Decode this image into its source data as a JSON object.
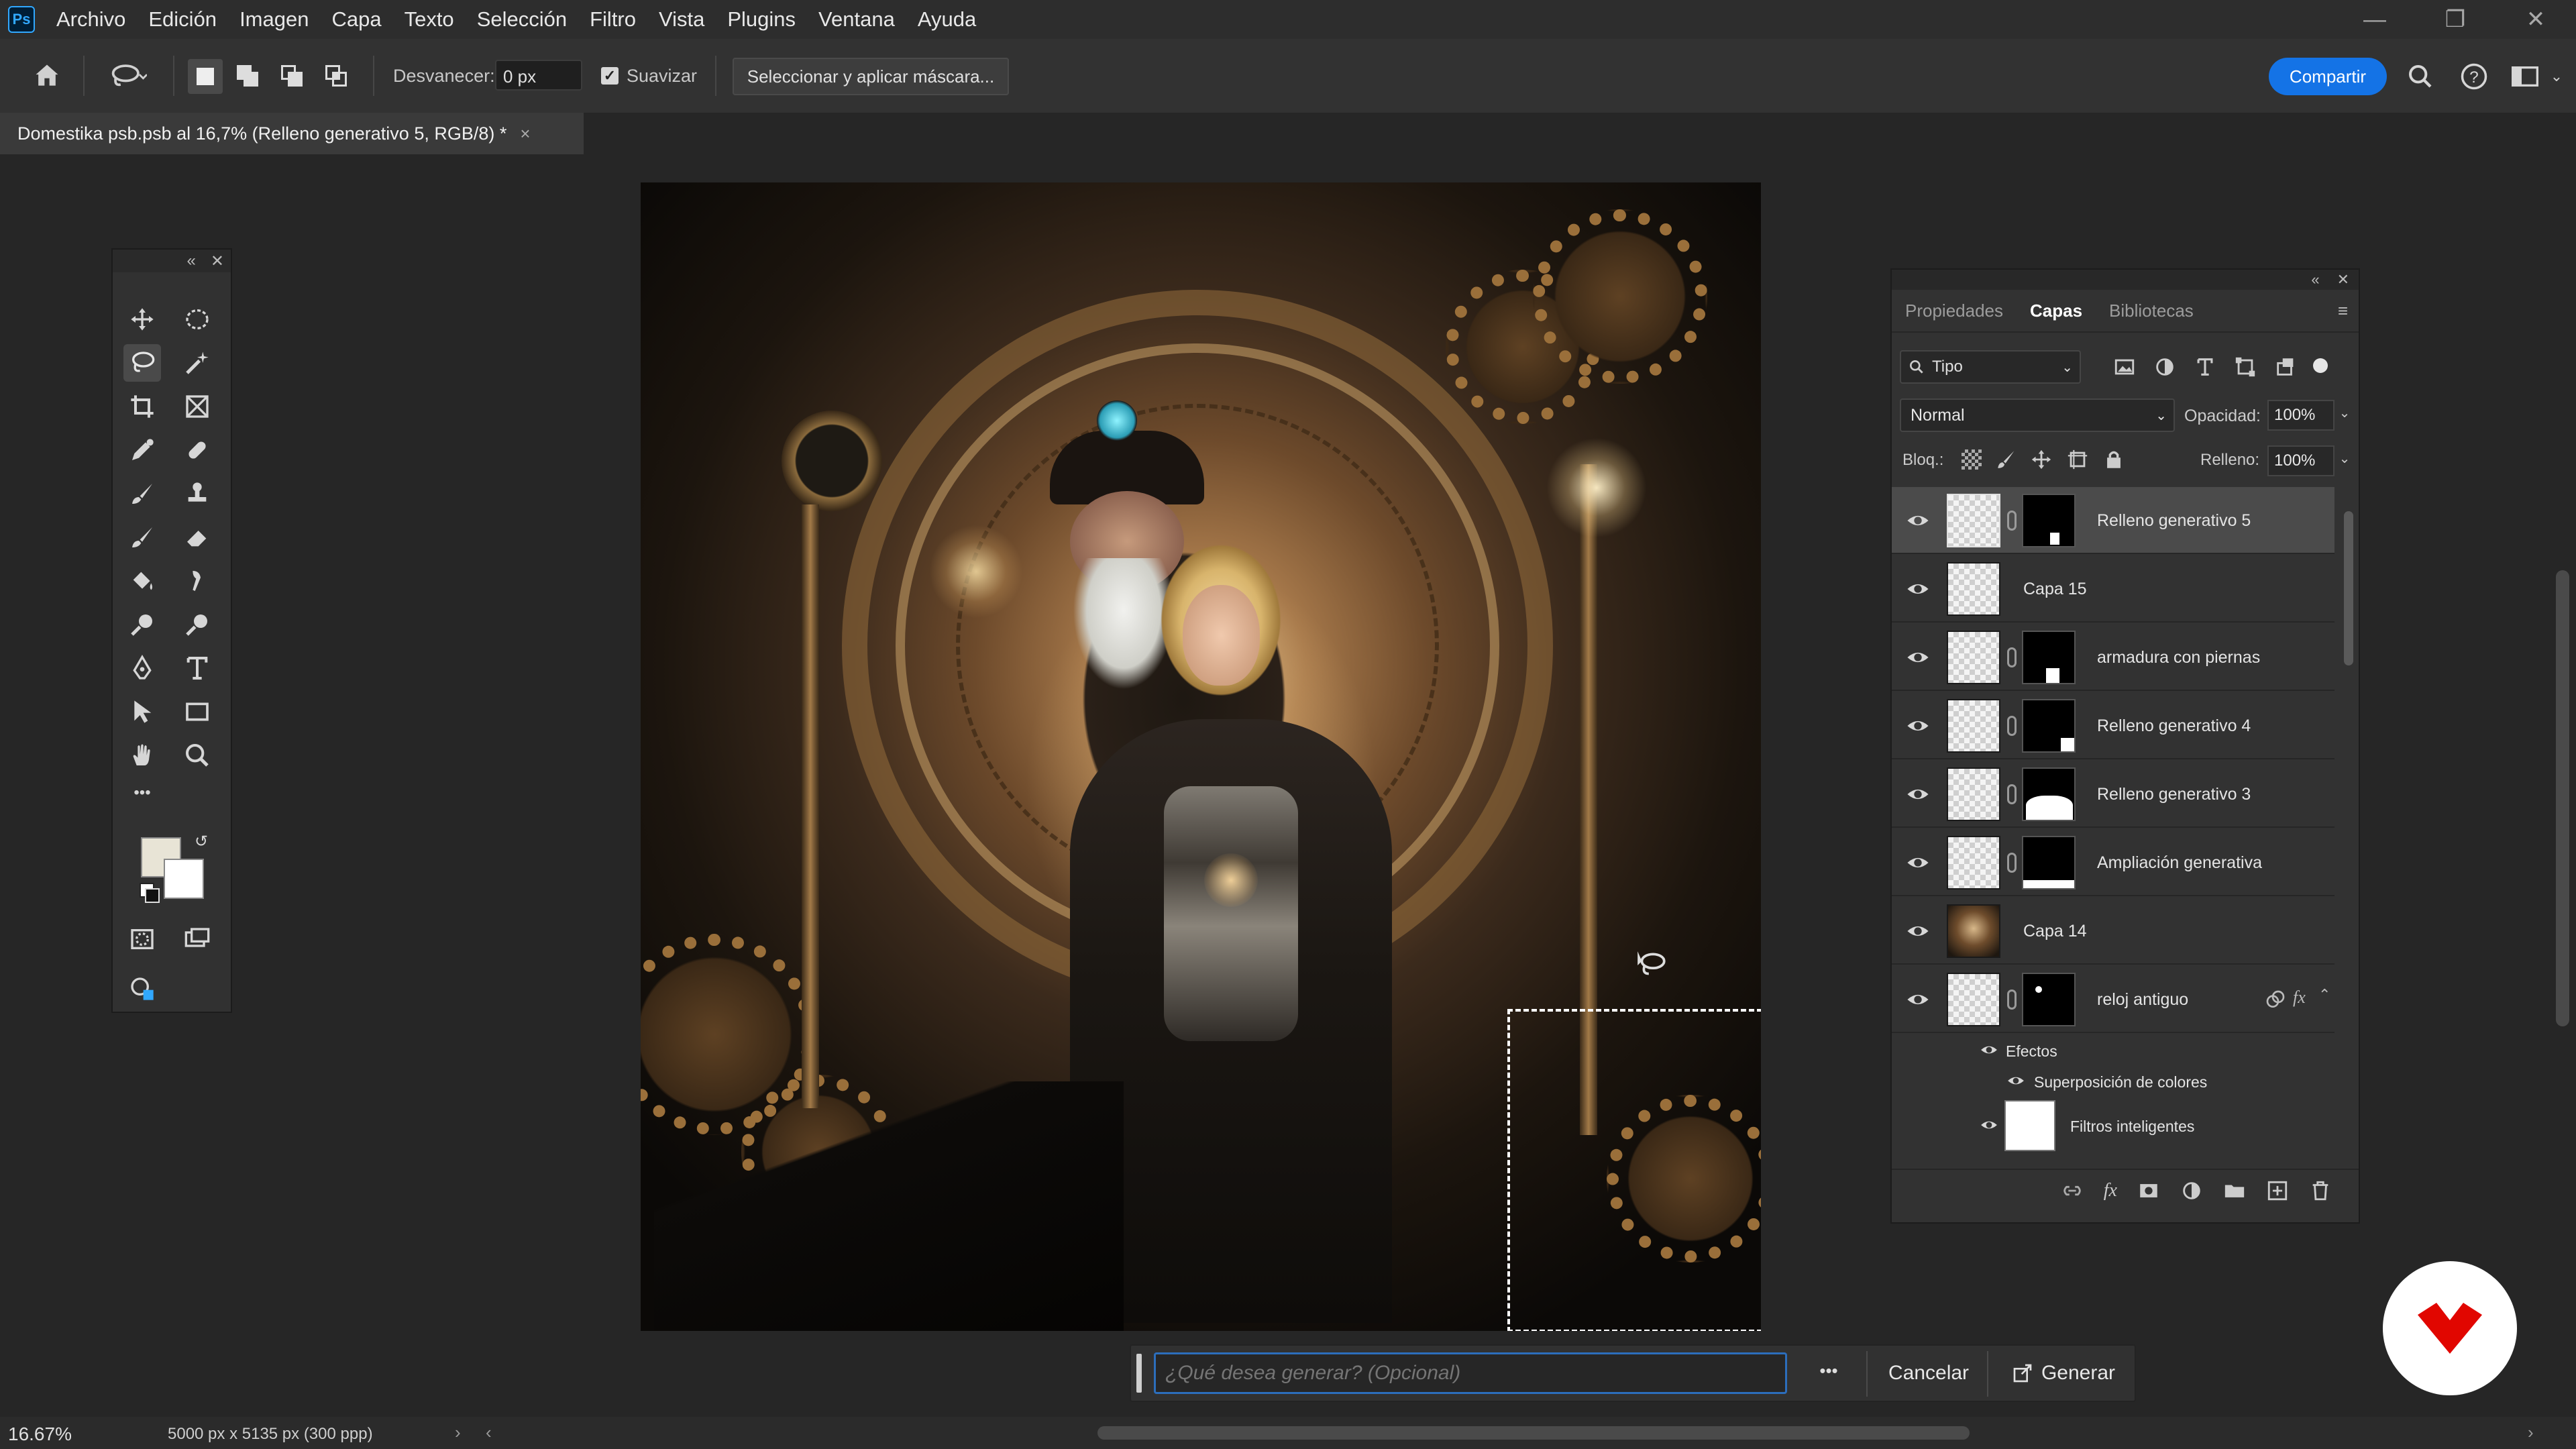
{
  "menu": {
    "logo": "Ps",
    "items": [
      "Archivo",
      "Edición",
      "Imagen",
      "Capa",
      "Texto",
      "Selección",
      "Filtro",
      "Vista",
      "Plugins",
      "Ventana",
      "Ayuda"
    ]
  },
  "options_bar": {
    "feather_label": "Desvanecer:",
    "feather_value": "0 px",
    "smooth_label": "Suavizar",
    "smooth_checked": true,
    "mask_button": "Seleccionar y aplicar máscara...",
    "share_button": "Compartir"
  },
  "document_tab": {
    "title": "Domestika psb.psb al 16,7% (Relleno generativo 5, RGB/8) *",
    "close": "×"
  },
  "tools_panel": {
    "collapse": "«",
    "close": "✕",
    "more": "•••"
  },
  "layers_panel": {
    "tabs": [
      "Propiedades",
      "Capas",
      "Bibliotecas"
    ],
    "active_tab": "Capas",
    "filter_kind": "Tipo",
    "blend_mode": "Normal",
    "opacity_label": "Opacidad:",
    "opacity_value": "100%",
    "lock_label": "Bloq.:",
    "fill_label": "Relleno:",
    "fill_value": "100%",
    "layers": [
      {
        "name": "Relleno generativo 5",
        "selected": true,
        "has_mask": true
      },
      {
        "name": "Capa 15",
        "selected": false,
        "has_mask": false
      },
      {
        "name": "armadura con piernas",
        "selected": false,
        "has_mask": true
      },
      {
        "name": "Relleno generativo 4",
        "selected": false,
        "has_mask": true
      },
      {
        "name": "Relleno generativo 3",
        "selected": false,
        "has_mask": true
      },
      {
        "name": "Ampliación generativa",
        "selected": false,
        "has_mask": true
      },
      {
        "name": "Capa 14",
        "selected": false,
        "has_mask": false
      },
      {
        "name": "reloj antiguo",
        "selected": false,
        "has_mask": true
      }
    ],
    "effects_label": "Efectos",
    "effect_item": "Superposición de colores",
    "smart_filters": "Filtros inteligentes",
    "fx": "fx"
  },
  "generate_bar": {
    "placeholder": "¿Qué desea generar? (Opcional)",
    "more": "•••",
    "cancel": "Cancelar",
    "generate": "Generar"
  },
  "status_bar": {
    "zoom": "16.67%",
    "doc_info": "5000 px x 5135 px (300 ppp)"
  },
  "colors": {
    "accent": "#1473e6",
    "panel": "#323232",
    "background": "#262626"
  }
}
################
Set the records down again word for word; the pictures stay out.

Decode this image into its source data as a JSON object.
{
  "menu": {
    "logo": "Ps",
    "items": [
      "Archivo",
      "Edición",
      "Imagen",
      "Capa",
      "Texto",
      "Selección",
      "Filtro",
      "Vista",
      "Plugins",
      "Ventana",
      "Ayuda"
    ]
  },
  "options_bar": {
    "feather_label": "Desvanecer:",
    "feather_value": "0 px",
    "smooth_label": "Suavizar",
    "smooth_checked": true,
    "mask_button": "Seleccionar y aplicar máscara...",
    "share_button": "Compartir"
  },
  "document_tab": {
    "title": "Domestika psb.psb al 16,7% (Relleno generativo 5, RGB/8) *",
    "close": "×"
  },
  "tools_panel": {
    "collapse": "«",
    "close": "✕",
    "more": "•••"
  },
  "layers_panel": {
    "tabs": [
      "Propiedades",
      "Capas",
      "Bibliotecas"
    ],
    "active_tab": "Capas",
    "filter_kind": "Tipo",
    "blend_mode": "Normal",
    "opacity_label": "Opacidad:",
    "opacity_value": "100%",
    "lock_label": "Bloq.:",
    "fill_label": "Relleno:",
    "fill_value": "100%",
    "layers": [
      {
        "name": "Relleno generativo 5",
        "selected": true,
        "has_mask": true
      },
      {
        "name": "Capa 15",
        "selected": false,
        "has_mask": false
      },
      {
        "name": "armadura con piernas",
        "selected": false,
        "has_mask": true
      },
      {
        "name": "Relleno generativo 4",
        "selected": false,
        "has_mask": true
      },
      {
        "name": "Relleno generativo 3",
        "selected": false,
        "has_mask": true
      },
      {
        "name": "Ampliación generativa",
        "selected": false,
        "has_mask": true
      },
      {
        "name": "Capa 14",
        "selected": false,
        "has_mask": false
      },
      {
        "name": "reloj antiguo",
        "selected": false,
        "has_mask": true
      }
    ],
    "effects_label": "Efectos",
    "effect_item": "Superposición de colores",
    "smart_filters": "Filtros inteligentes",
    "fx": "fx"
  },
  "generate_bar": {
    "placeholder": "¿Qué desea generar? (Opcional)",
    "more": "•••",
    "cancel": "Cancelar",
    "generate": "Generar"
  },
  "status_bar": {
    "zoom": "16.67%",
    "doc_info": "5000 px x 5135 px (300 ppp)"
  },
  "colors": {
    "accent": "#1473e6",
    "panel": "#323232",
    "background": "#262626"
  }
}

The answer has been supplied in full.